State how many lines in the entries below contain "icon". Write nothing but the number.

┌────────

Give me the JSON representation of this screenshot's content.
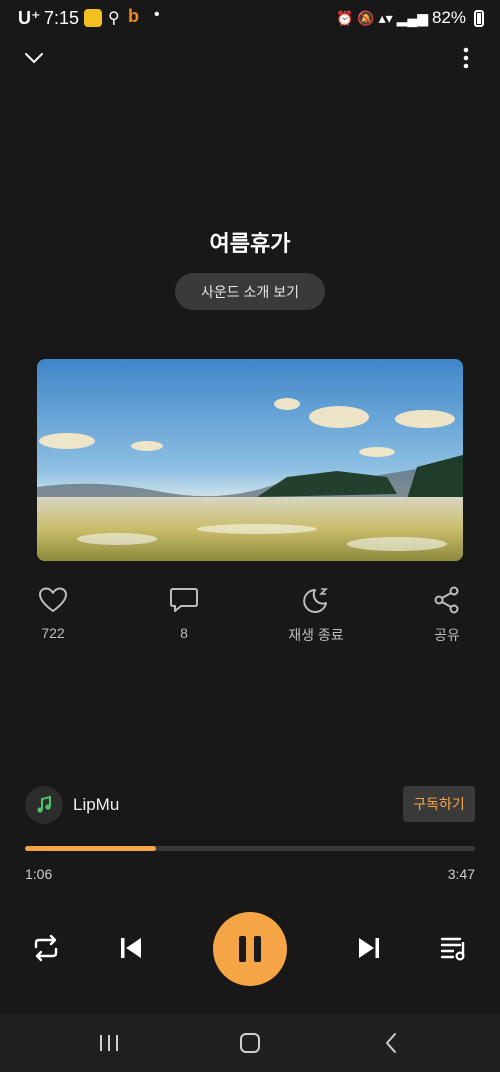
{
  "status_bar": {
    "carrier": "U⁺",
    "time": "7:15",
    "battery": "82%"
  },
  "header": {
    "collapse_icon": "chevron-down-icon",
    "more_icon": "more-vertical-icon"
  },
  "track": {
    "title": "여름휴가",
    "intro_button": "사운드 소개 보기"
  },
  "actions": [
    {
      "icon": "heart-icon",
      "label": "722"
    },
    {
      "icon": "comment-icon",
      "label": "8"
    },
    {
      "icon": "sleep-timer-icon",
      "label": "재생 종료"
    },
    {
      "icon": "share-icon",
      "label": "공유"
    }
  ],
  "channel": {
    "name": "LipMu",
    "subscribe_label": "구독하기"
  },
  "player": {
    "elapsed": "1:06",
    "duration": "3:47",
    "progress": 0.29
  },
  "colors": {
    "accent": "#f5a546",
    "background": "#181818"
  }
}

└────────

- Result: 6